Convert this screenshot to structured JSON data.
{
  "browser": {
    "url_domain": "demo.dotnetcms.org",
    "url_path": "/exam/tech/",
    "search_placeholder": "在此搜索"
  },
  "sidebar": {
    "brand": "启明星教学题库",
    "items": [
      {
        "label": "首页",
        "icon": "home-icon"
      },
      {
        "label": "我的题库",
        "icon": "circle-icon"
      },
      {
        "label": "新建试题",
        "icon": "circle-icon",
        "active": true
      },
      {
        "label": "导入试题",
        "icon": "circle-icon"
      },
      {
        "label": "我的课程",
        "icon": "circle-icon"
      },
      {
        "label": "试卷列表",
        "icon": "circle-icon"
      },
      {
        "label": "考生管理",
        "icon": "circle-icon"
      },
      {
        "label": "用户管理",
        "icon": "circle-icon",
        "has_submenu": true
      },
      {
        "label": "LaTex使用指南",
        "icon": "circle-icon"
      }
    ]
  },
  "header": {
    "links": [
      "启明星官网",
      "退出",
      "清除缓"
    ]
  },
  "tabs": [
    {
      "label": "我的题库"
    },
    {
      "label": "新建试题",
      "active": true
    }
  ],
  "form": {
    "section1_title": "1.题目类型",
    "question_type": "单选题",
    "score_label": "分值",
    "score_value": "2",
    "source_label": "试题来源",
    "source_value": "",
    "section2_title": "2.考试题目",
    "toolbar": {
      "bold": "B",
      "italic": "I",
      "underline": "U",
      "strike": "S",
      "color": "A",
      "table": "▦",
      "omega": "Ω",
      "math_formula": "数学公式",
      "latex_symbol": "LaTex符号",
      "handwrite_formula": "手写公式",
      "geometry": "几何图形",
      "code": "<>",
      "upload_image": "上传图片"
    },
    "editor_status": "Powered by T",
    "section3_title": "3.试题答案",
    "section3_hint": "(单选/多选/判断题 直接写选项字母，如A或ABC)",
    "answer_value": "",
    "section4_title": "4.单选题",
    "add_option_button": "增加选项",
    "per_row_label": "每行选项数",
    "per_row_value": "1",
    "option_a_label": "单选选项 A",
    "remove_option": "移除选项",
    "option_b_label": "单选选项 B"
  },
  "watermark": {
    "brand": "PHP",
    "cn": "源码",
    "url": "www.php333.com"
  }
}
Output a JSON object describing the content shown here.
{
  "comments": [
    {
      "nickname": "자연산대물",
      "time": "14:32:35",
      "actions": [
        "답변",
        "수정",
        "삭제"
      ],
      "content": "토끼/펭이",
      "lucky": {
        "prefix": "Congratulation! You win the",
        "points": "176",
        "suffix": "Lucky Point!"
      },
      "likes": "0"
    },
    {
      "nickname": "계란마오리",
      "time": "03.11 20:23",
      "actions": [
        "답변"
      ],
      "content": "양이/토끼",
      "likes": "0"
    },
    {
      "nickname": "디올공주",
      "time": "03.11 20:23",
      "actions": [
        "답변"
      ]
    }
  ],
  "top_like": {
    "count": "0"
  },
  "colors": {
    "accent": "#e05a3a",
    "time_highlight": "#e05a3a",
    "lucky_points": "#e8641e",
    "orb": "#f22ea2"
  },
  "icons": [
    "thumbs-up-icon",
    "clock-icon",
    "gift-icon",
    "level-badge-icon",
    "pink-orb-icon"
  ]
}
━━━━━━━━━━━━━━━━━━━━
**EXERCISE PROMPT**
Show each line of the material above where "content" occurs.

**ANSWER FOR THIS EXERCISE**
Output a JSON object describing the content shown here.
      "content": "토끼/펭이",
      "content": "양이/토끼",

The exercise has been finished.